Mary Mohammed (née Ling) was born and raised in Halifax, Nova Scotia. Her mother, Mrs. How Ling (née Chong Toy Sing) was born in China and sold in early childhood to a wealthy Chinese merchant family in Vancouver as a mui tsai, or servant girl. When How (George) Ling’s first wife died in childbirth, he chose Chong Toy Sing as a second wife in 1918. The Lings became the second Chinese family to settle in the city of Halifax. They worked a farm on the north end of the city overlooking Africville, and their daughter Mary grew up as her mother’s helper and closest confidante. When their farm was sold to developers, the family opened the Imperial Café in downtown Halifax, which served Western food to the many sailors and soldiers coming through the city during the war. In the 1950s, Mary and her mother assisted new Chinese immigrants adjust to life in Canada. But when Mary became engaged to a Trinidadian scientist, Halifax’s Chinese community ostracized the Ling family. Mary went on to raise four children and opened up the popular Halifax baked-goods business, Mary’s Bread Basket.

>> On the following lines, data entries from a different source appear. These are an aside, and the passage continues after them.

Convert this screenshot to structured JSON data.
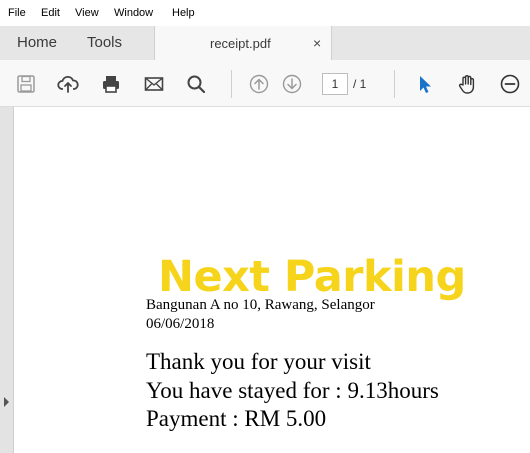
{
  "menu": {
    "file": "File",
    "edit": "Edit",
    "view": "View",
    "window": "Window",
    "help": "Help"
  },
  "tabs": {
    "home": "Home",
    "tools": "Tools",
    "document": "receipt.pdf",
    "close": "×"
  },
  "toolbar": {
    "page_current": "1",
    "page_total": "/ 1"
  },
  "receipt": {
    "brand": "Next Parking",
    "address": "Bangunan A no 10, Rawang, Selangor",
    "date": "06/06/2018",
    "thanks": "Thank you for your visit",
    "stay": "You have stayed for : 9.13hours",
    "payment": "Payment : RM 5.00"
  },
  "colors": {
    "brand_yellow": "#f7d41c",
    "select_tool_blue": "#1a73c9",
    "icon_gray": "#8a8a8a",
    "icon_dark": "#444444"
  },
  "icons": [
    "save-icon",
    "cloud-upload-icon",
    "print-icon",
    "email-icon",
    "search-icon",
    "page-up-icon",
    "page-down-icon",
    "select-cursor-icon",
    "hand-tool-icon",
    "zoom-out-icon"
  ]
}
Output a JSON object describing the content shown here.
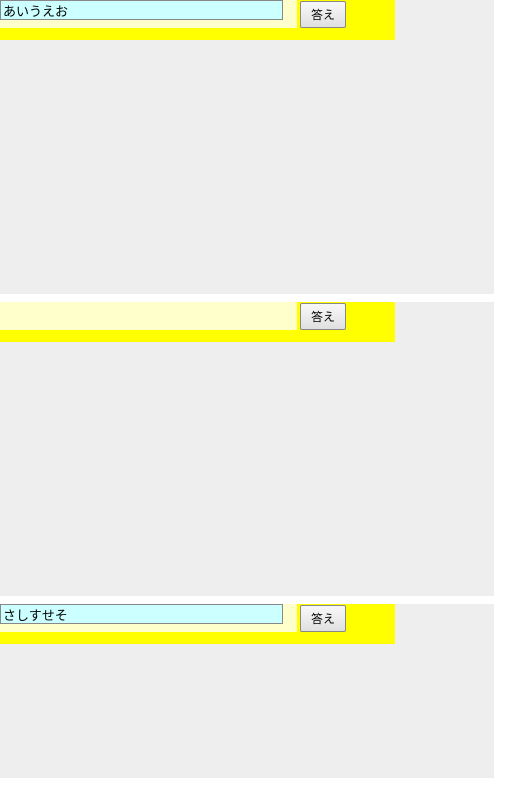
{
  "panels": [
    {
      "input_value": "あいうえお",
      "button_label": "答え",
      "has_input": true
    },
    {
      "input_value": "",
      "button_label": "答え",
      "has_input": false
    },
    {
      "input_value": "さしすせそ",
      "button_label": "答え",
      "has_input": true
    }
  ]
}
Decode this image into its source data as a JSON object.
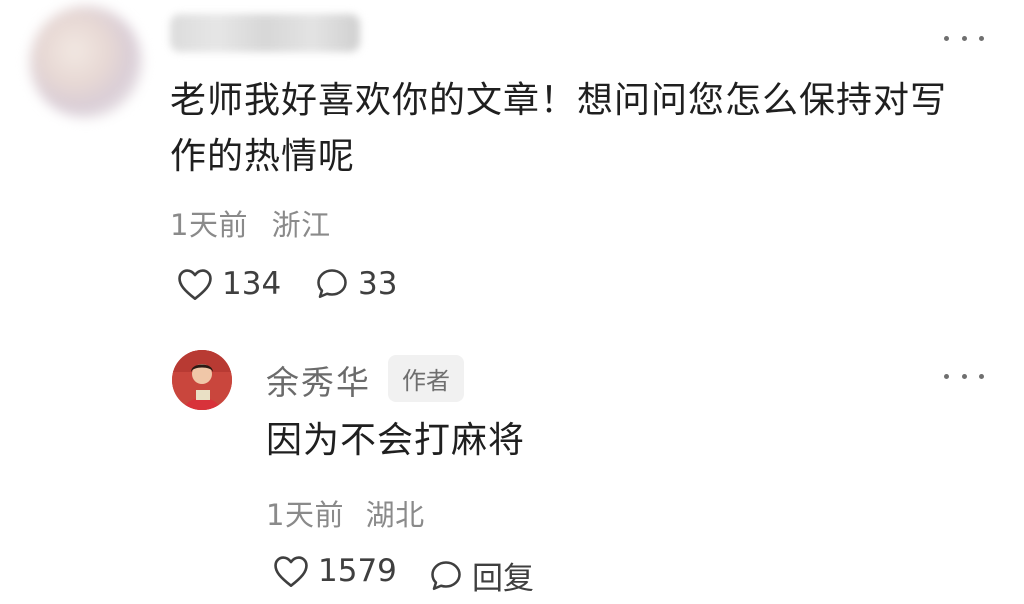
{
  "comment": {
    "text": "老师我好喜欢你的文章！想问问您怎么保持对写作的热情呢",
    "text_line1": "老师我好喜欢你的文章！想问问您怎么保持对写",
    "text_line2": "作的热情呢",
    "time": "1天前",
    "location": "浙江",
    "likes": "134",
    "comments": "33"
  },
  "reply": {
    "author": "余秀华",
    "badge": "作者",
    "text": "因为不会打麻将",
    "time": "1天前",
    "location": "湖北",
    "likes": "1579",
    "reply_label": "回复"
  },
  "colors": {
    "text": "#1f1f1f",
    "meta": "#8a8a8a",
    "icon": "#3f3f3f",
    "badge_bg": "#f1f1f1"
  },
  "icons": [
    "heart-outline",
    "comment-bubble",
    "more-dots"
  ]
}
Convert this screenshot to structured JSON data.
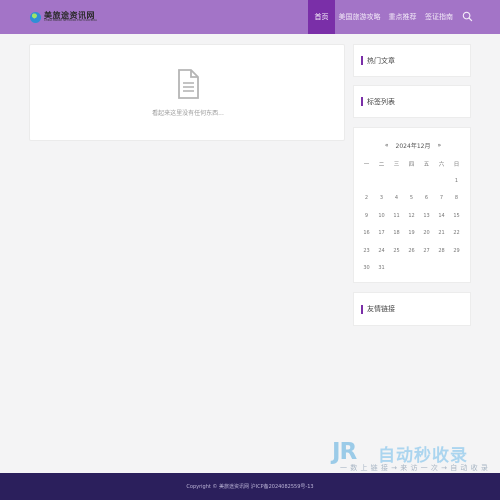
{
  "header": {
    "logo_title": "美旅途资讯网",
    "logo_subtitle": "CHINA BRAND NETWORK ENCYCLOPEDIA",
    "nav": [
      {
        "label": "首页",
        "active": true
      },
      {
        "label": "美国旅游攻略",
        "active": false
      },
      {
        "label": "重点推荐",
        "active": false
      },
      {
        "label": "签证指南",
        "active": false
      }
    ],
    "search_icon": "search-icon"
  },
  "main": {
    "empty_icon": "document-icon",
    "empty_message": "看起来这里没有任何东西..."
  },
  "sidebar": {
    "hot_title": "热门文章",
    "tags_title": "标签列表",
    "links_title": "友情链接",
    "calendar": {
      "month_label": "2024年12月",
      "prev": "«",
      "next": "»",
      "weekdays": [
        "一",
        "二",
        "三",
        "四",
        "五",
        "六",
        "日"
      ],
      "weeks": [
        [
          "",
          "",
          "",
          "",
          "",
          "",
          "1"
        ],
        [
          "2",
          "3",
          "4",
          "5",
          "6",
          "7",
          "8"
        ],
        [
          "9",
          "10",
          "11",
          "12",
          "13",
          "14",
          "15"
        ],
        [
          "16",
          "17",
          "18",
          "19",
          "20",
          "21",
          "22"
        ],
        [
          "23",
          "24",
          "25",
          "26",
          "27",
          "28",
          "29"
        ],
        [
          "30",
          "31",
          "",
          "",
          "",
          "",
          ""
        ]
      ]
    }
  },
  "footer": {
    "text": "Copyright © 美旅途资讯网 沪ICP备2024082559号-13"
  },
  "watermark": {
    "logo": "JR",
    "main": "自动秒收录",
    "sub": "一 数 上 链 接 → 来 访 一 次 → 自 动 收 录 一"
  },
  "colors": {
    "header_bg": "#a374c7",
    "nav_active_bg": "#7a2fa8",
    "footer_bg": "#2b1f5c",
    "accent": "#7a2fa8"
  }
}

Dated October 30th, 1924, this immigration document was issued to Mary’s mother, Mrs. How Ling. Her maiden name is indicated on the document as Miss Chong Toy Sing. She arrived in Vancouver, British Columbia at the age of eleven on December 3, 1910. Eight years later she was married to How (George) Ling, who had traveled to Vancouver in search of a wife. The document specifies that while it does not declare that Mrs. Ling ‘was ever legally admitted into Canada, it may, unless cancelled upon presentation, be used when registering out under C.I.9.’ C.I.9. was a certificate granted to persons of Chinese ancestry at a port of departure, and limited the time he or she could leave the country and legally re-enter.